Swedish researchers have uncovered a new way to double the efficiency of organic electronics. OLED displays, plastic-based solar cells and bioelectronics are just some of the technologies that could benefit from their new discovery, which deals with “double-doped” polymers.
Doping in organic semiconductors is managed with a so-called redox reaction, where a dopant molecule receives an electron from a semiconductor, increasing the semiconductor’s electrical conductivity. The more dopant molecules the semiconductor reacts with, the higher its conductivity – or at least to a certain limit, after which it begins to decrease.
Now Professor Christian Müller and his team from Chalmers University, together with colleagues from seven other universities, demonstrated that it is possible to move two electrons to every dopant molecule. He says the innovation is not built on some great technical achievement, but it is simply a case of “seeing what others have not seen”.
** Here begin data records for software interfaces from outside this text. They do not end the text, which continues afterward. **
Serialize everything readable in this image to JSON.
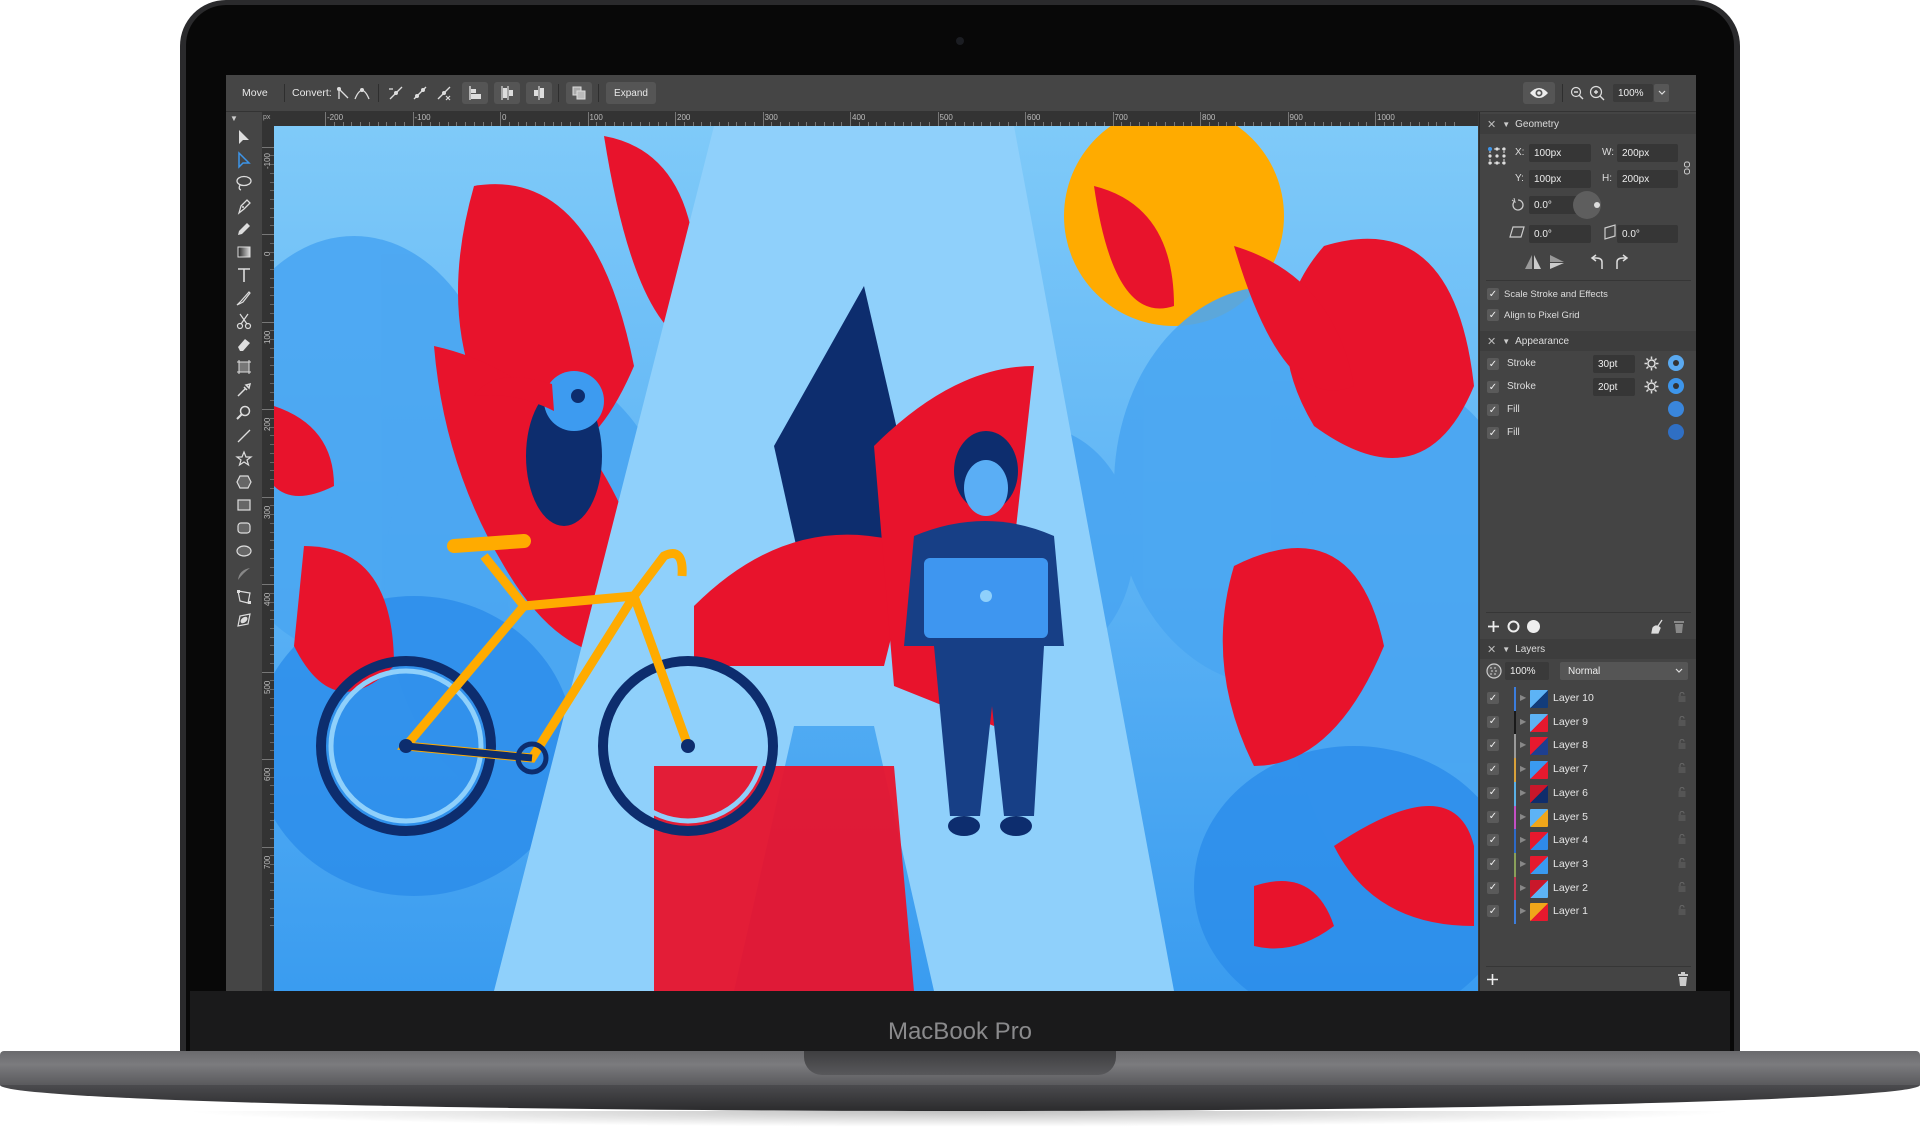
{
  "device": {
    "brand_label": "MacBook Pro"
  },
  "toolbar": {
    "move_label": "Move",
    "convert_label": "Convert:",
    "expand_label": "Expand",
    "zoom_value": "100%",
    "icons": [
      "convert-corner-icon",
      "convert-smooth-icon",
      "break-path-icon",
      "join-path-icon",
      "cut-path-icon",
      "align-bottom-left-icon",
      "distribute-horizontal-icon",
      "align-center-icon",
      "boolean-union-icon",
      "preview-eye-icon",
      "zoom-out-icon",
      "zoom-in-icon",
      "chevron-down-icon"
    ]
  },
  "ruler": {
    "unit": "px",
    "top_ticks": [
      "-200",
      "-100",
      "0",
      "100",
      "200",
      "300",
      "400",
      "500",
      "600",
      "700",
      "800",
      "900",
      "1000"
    ],
    "left_ticks": [
      "-100",
      "0",
      "100",
      "200",
      "300",
      "400",
      "500",
      "600",
      "700"
    ]
  },
  "tools": [
    "select-tool",
    "direct-select-tool",
    "lasso-tool",
    "pen-tool",
    "pencil-tool",
    "gradient-tool",
    "text-tool",
    "brush-tool",
    "scissors-tool",
    "eraser-tool",
    "artboard-tool",
    "eyedropper-tool",
    "zoom-tool",
    "line-tool",
    "star-tool",
    "polygon-tool",
    "rectangle-tool",
    "rounded-rectangle-tool",
    "ellipse-tool",
    "arc-tool",
    "transform-tool",
    "symbol-tool"
  ],
  "active_tool": "direct-select-tool",
  "geometry": {
    "title": "Geometry",
    "x_label": "X:",
    "x_value": "100px",
    "y_label": "Y:",
    "y_value": "100px",
    "w_label": "W:",
    "w_value": "200px",
    "h_label": "H:",
    "h_value": "200px",
    "rotation": "0.0°",
    "skew_h": "0.0°",
    "skew_v": "0.0°",
    "scale_stroke_label": "Scale Stroke and Effects",
    "scale_stroke_checked": true,
    "align_pixel_label": "Align to Pixel Grid",
    "align_pixel_checked": true
  },
  "appearance": {
    "title": "Appearance",
    "items": [
      {
        "label": "Stroke",
        "value": "30pt",
        "color": "#5aa9f0",
        "type": "stroke",
        "checked": true
      },
      {
        "label": "Stroke",
        "value": "20pt",
        "color": "#3d95ea",
        "type": "stroke",
        "checked": true
      },
      {
        "label": "Fill",
        "value": "",
        "color": "#3a86dc",
        "type": "fill",
        "checked": true
      },
      {
        "label": "Fill",
        "value": "",
        "color": "#2f6fc4",
        "type": "fill",
        "checked": true
      }
    ]
  },
  "layers": {
    "title": "Layers",
    "opacity": "100%",
    "blend_mode": "Normal",
    "items": [
      {
        "name": "Layer 10",
        "color": "#3b7ddd",
        "thumb": [
          "#5db3f5",
          "#123c7a"
        ],
        "checked": true
      },
      {
        "name": "Layer 9",
        "color": "#1a1a1a",
        "thumb": [
          "#5db3f5",
          "#e6192e"
        ],
        "checked": true
      },
      {
        "name": "Layer 8",
        "color": "#9a9a9a",
        "thumb": [
          "#e6192e",
          "#1e3f8f"
        ],
        "checked": true
      },
      {
        "name": "Layer 7",
        "color": "#d9a13a",
        "thumb": [
          "#3a9af0",
          "#e6192e"
        ],
        "checked": true
      },
      {
        "name": "Layer 6",
        "color": "#5ab0e6",
        "thumb": [
          "#c9172a",
          "#0f2d6b"
        ],
        "checked": true
      },
      {
        "name": "Layer 5",
        "color": "#c44fc4",
        "thumb": [
          "#5db3f5",
          "#f0a61a"
        ],
        "checked": true
      },
      {
        "name": "Layer 4",
        "color": "#2d6ac8",
        "thumb": [
          "#e6192e",
          "#2f8ae8"
        ],
        "checked": true
      },
      {
        "name": "Layer 3",
        "color": "#8aa05a",
        "thumb": [
          "#e6192e",
          "#3a9af0"
        ],
        "checked": true
      },
      {
        "name": "Layer 2",
        "color": "#c2344e",
        "thumb": [
          "#c9172a",
          "#5db3f5"
        ],
        "checked": true
      },
      {
        "name": "Layer 1",
        "color": "#3b7ddd",
        "thumb": [
          "#f0a61a",
          "#e6192e"
        ],
        "checked": true
      }
    ]
  },
  "artwork": {
    "subject": "Illustration of letter A with foliage, toucan, bicycle and person with laptop"
  }
}
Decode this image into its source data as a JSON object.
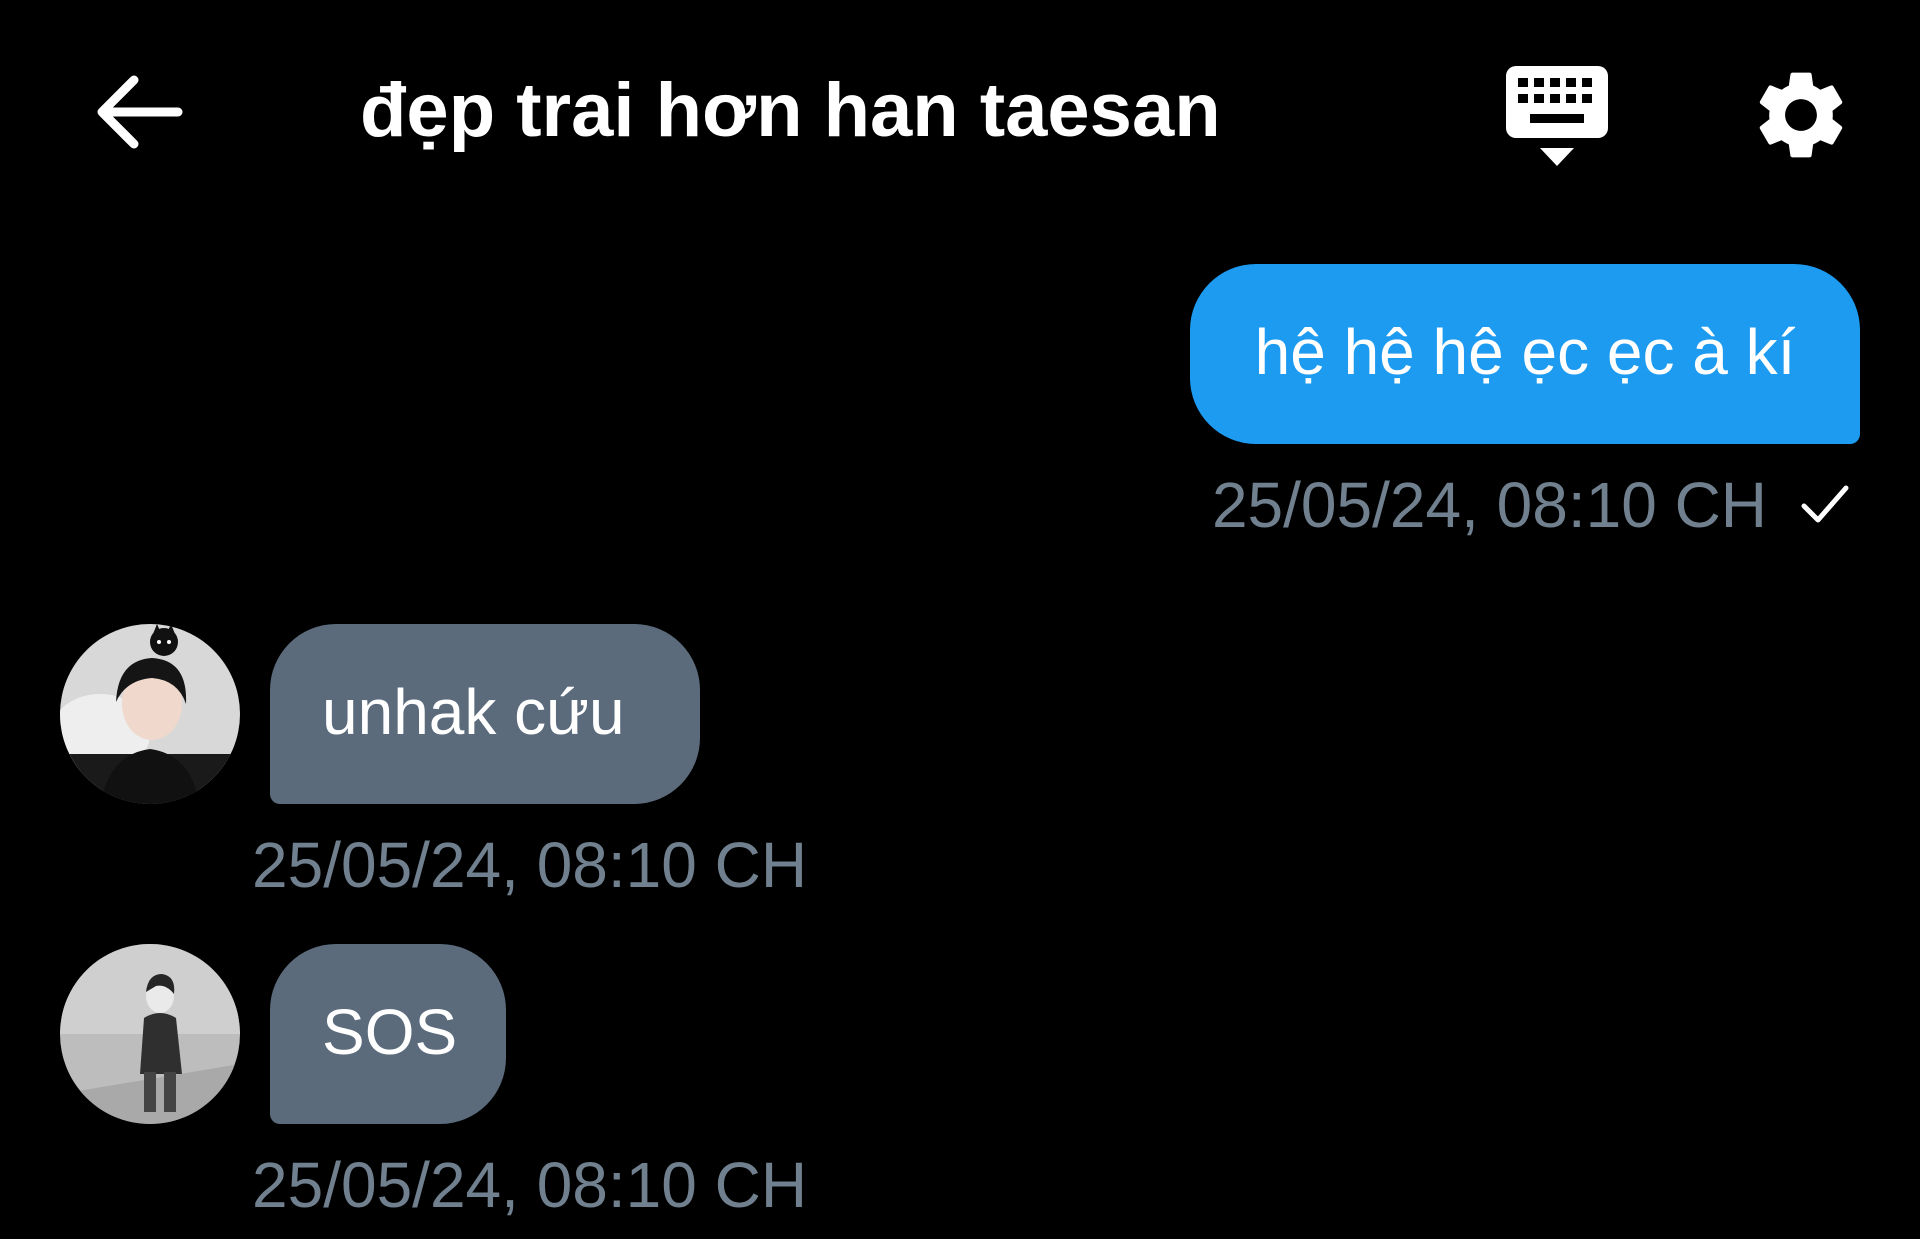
{
  "header": {
    "title": "đẹp trai hơn han taesan",
    "icons": {
      "back": "arrow-left-icon",
      "keyboard": "keyboard-hide-icon",
      "settings": "gear-icon"
    }
  },
  "messages": [
    {
      "direction": "outgoing",
      "text": "hệ hệ hệ ẹc ẹc à kí",
      "time": "25/05/24, 08:10 CH",
      "status_icon": "check-icon"
    },
    {
      "direction": "incoming",
      "text": "unhak cứu",
      "time": "25/05/24, 08:10 CH",
      "avatar": "avatar-photo"
    },
    {
      "direction": "incoming",
      "text": "SOS",
      "time": "25/05/24, 08:10 CH",
      "avatar": "avatar-photo-grayscale"
    }
  ],
  "colors": {
    "background": "#000000",
    "outgoing_bubble": "#1d9bf0",
    "incoming_bubble": "#5b6b7c",
    "timestamp": "#71808f",
    "text": "#ffffff"
  }
}
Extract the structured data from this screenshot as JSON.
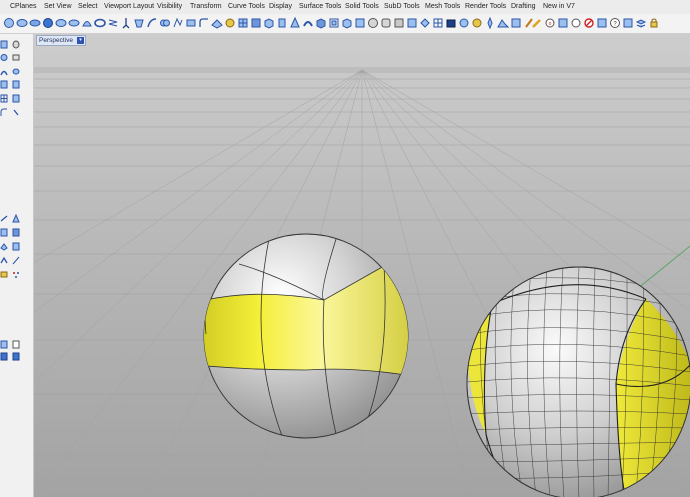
{
  "menu_tabs": [
    "CPlanes",
    "Set View",
    "Select",
    "Viewport Layout",
    "Visibility",
    "Transform",
    "Curve Tools",
    "Display",
    "Surface Tools",
    "Solid Tools",
    "SubD Tools",
    "Mesh Tools",
    "Render Tools",
    "Drafting",
    "New in V7"
  ],
  "viewport": {
    "label": "Perspective",
    "menu_arrow": "▾"
  },
  "colors": {
    "viewport_top": "#c6c6c6",
    "viewport_bottom": "#a4a4a4",
    "grid_line": "#9a9a9a",
    "selection_yellow": "#f2ee35",
    "sphere_grey": "#c4c4c4",
    "toolbar_icon_blue": "#3a6fc8"
  },
  "toolbar_icons": [
    "sphere",
    "ellipsoid",
    "box",
    "cylinder",
    "cone",
    "torus",
    "pipe",
    "pyramid",
    "extrude",
    "loft",
    "sweep",
    "boolean-union",
    "boolean-difference",
    "boolean-intersection",
    "shell",
    "fillet-edge",
    "chamfer",
    "offset",
    "subd-sphere",
    "subd-box",
    "mesh",
    "render",
    "material",
    "light",
    "dimension",
    "text",
    "grid-snap",
    "layers",
    "properties",
    "help",
    "lock"
  ]
}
“The whole research field has been totally focused on studying materials, which only allow one redox reaction per molecule. We chose to look at a different type of polymer, with lower ionisation energy. We saw that this material allowed the transfer of two electrons to the dopant molecule. It is actually very simple,” he said.
And with double doping, the semiconductor becomes twice as effective, enabling further improvements to technologies that so far have proven less competitive. This is especially true for polymers, which don’t conduct current well enough. Doubling their conductivity while using only the same amount of dopant material could bring them closer to commercialisation.
“With OLED displays, the development has come far enough that they are already on the market. But for other technologies to succeed and make it to market something extra is needed. With organic solar cells, for example, or electronic circuits built of organic material, we need the ability to dope certain components to the same extent as silicon-based electronics. Our approach is a step in the right direction,” said Professor Müller.
The team are also looking into electrically-conducting textiles and other applications as growth areas for polymers.